Sending less severe patients to facilities other than a SNF following inpatient colectomy may help hospitals reduce 30-day readmission rates.
Postacute care (PAC) is a major driver of the rising health care costs in the United States (US) [1,2]. An emerging body of literature has examined the variation in health care spending across the postacute care options—namely, readmissions, and the use of a skilled nursing home facility (SNF), inpatient rehabilitation facility (IRF), outpatient rehabilitation facility (ORF), or a home health agency (HHA) [3,4]. These studies attempt to parse out the contribution of these PAC options to the overall health care spending.
In our sample of 38,635 patients who underwent a colectomy in Pennsylvania during 2011–2014, the average age was 63 years (Table 1, Column 1). Eighty-eight percent (88.4%) of these individuals were White and approximately 46% were male. Most colectomies were performed electively and using a non-laparoscopic approach (61.1% and 63.1%, respectively). The most common indications for having the colectomy performed were cancer (29.1%) and diverticular disease (25.1%); the “other” indication category in Table 1 includes unspecified septicemia, intestinal obstruction, non-infectious enteritis, intestinal perforation, intestinovesical fistula. Most patients (97.7%) did not have a diagnosis indicating ostomy use (colostomy or ileostomy). Of the total number of patients, 18,931 (49%) were on Medicare, 15,840 (41%) had private insurance, and 3,090 (8%) were on Medicaid.

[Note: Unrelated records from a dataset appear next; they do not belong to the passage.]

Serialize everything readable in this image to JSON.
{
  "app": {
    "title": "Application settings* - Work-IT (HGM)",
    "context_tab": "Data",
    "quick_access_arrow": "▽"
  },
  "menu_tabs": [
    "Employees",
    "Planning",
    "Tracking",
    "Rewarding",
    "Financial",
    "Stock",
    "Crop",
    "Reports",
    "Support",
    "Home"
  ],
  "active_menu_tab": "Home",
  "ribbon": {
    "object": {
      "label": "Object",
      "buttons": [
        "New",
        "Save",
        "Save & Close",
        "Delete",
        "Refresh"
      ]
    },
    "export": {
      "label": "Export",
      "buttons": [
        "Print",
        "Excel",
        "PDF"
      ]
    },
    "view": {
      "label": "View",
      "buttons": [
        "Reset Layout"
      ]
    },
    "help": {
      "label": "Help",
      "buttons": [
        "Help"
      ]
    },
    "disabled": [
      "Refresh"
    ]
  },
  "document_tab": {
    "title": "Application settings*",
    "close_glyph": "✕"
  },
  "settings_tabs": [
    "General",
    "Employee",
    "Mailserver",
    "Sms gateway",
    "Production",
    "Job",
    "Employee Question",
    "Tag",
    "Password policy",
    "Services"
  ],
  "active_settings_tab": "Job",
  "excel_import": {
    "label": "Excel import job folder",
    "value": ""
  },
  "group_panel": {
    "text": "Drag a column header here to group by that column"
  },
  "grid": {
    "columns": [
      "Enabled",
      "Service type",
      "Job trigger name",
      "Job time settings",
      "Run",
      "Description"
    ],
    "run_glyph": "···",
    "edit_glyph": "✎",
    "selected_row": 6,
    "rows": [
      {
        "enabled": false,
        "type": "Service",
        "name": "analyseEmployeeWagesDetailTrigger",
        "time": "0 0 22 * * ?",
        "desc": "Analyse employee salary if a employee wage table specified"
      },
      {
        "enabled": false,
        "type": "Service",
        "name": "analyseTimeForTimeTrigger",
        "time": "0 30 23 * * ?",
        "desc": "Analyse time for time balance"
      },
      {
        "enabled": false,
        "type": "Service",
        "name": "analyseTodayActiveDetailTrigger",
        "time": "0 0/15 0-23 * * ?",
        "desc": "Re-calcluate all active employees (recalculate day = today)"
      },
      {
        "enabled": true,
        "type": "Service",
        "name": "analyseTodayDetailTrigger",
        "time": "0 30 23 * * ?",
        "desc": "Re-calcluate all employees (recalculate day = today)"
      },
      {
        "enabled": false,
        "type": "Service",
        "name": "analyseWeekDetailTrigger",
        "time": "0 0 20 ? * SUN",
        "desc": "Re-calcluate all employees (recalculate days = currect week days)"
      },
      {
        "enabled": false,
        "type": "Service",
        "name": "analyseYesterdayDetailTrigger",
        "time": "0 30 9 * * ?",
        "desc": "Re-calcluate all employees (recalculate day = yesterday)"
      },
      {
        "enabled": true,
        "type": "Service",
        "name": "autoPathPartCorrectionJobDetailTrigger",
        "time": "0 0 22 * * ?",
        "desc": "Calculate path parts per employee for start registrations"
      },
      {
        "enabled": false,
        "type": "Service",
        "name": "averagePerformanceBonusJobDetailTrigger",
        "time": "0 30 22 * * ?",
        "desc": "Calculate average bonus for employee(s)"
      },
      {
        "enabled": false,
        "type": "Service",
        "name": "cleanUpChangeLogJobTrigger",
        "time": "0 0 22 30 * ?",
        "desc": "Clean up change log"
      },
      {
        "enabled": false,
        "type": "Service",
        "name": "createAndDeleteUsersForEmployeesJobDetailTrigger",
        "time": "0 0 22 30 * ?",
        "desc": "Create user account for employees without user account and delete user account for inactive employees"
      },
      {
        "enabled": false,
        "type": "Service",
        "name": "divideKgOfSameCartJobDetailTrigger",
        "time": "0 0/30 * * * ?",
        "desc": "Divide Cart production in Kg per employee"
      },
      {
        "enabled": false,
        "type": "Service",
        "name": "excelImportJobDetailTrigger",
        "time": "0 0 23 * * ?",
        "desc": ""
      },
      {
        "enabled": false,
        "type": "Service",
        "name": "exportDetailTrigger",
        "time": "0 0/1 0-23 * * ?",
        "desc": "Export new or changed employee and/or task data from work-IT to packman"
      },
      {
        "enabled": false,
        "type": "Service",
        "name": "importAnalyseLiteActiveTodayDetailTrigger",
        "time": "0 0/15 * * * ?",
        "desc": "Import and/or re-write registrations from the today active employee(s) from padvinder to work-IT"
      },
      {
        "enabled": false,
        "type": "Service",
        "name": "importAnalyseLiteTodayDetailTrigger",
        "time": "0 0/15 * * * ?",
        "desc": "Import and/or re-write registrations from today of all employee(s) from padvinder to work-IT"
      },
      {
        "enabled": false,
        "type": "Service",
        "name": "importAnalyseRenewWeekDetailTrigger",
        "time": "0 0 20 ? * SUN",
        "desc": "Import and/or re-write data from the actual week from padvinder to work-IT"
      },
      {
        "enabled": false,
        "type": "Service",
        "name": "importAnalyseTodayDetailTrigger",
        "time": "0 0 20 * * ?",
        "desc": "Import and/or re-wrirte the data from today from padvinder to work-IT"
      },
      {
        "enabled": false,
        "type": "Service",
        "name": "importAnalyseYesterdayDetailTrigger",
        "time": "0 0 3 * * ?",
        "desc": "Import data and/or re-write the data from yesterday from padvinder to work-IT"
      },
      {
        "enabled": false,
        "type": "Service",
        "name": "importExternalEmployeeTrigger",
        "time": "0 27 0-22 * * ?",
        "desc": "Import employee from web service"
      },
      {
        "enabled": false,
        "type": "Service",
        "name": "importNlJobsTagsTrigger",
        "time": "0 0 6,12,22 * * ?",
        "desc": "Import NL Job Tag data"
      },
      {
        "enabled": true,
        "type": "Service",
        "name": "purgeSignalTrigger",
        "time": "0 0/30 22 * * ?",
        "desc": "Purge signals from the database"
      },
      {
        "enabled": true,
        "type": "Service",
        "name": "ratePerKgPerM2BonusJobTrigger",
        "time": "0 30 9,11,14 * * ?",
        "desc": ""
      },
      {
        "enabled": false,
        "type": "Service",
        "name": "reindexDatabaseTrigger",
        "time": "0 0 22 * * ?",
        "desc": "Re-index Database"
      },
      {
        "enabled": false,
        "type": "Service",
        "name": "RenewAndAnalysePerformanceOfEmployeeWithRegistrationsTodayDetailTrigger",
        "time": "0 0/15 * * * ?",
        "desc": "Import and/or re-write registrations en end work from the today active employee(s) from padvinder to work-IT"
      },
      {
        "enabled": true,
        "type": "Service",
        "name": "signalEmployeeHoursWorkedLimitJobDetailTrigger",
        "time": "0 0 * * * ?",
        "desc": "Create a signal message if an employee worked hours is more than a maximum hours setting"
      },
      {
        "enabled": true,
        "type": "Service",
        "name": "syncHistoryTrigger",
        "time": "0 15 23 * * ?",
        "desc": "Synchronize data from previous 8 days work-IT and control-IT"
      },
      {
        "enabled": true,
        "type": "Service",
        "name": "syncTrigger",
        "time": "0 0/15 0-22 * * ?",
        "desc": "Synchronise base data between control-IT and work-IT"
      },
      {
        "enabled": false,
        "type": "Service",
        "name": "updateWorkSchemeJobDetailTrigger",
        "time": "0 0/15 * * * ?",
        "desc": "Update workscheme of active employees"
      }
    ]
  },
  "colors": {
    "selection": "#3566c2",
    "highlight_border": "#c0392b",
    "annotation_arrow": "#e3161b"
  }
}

In an attempt to generate a causal estimate of the effect of SNF utilization on readmissions, we used the PSM technique that is acceptable but, in our view, underused in health services research. We also used all-payer data, thus addressing the external validity concerns common to prior studies that use Medicare-only data. In our analysis, we were able to control for a wider range of potential confounders, especially those related to the patient’s illness severity (e.g., the urgency of the surgery and the approach used), than has been done previously. We found that being discharged to a SNF was significantly associated with a patient’s chance of readmission within 30 days following colectomy, even after controlling for demographic characteristics and surrogate markers for illness severity. Based on our estimates, being discharged to a SNF raises the risk of readmission by 7.7 percentage points. This is a large effect, given that the overall readmissions rate in our sample is 13.5%.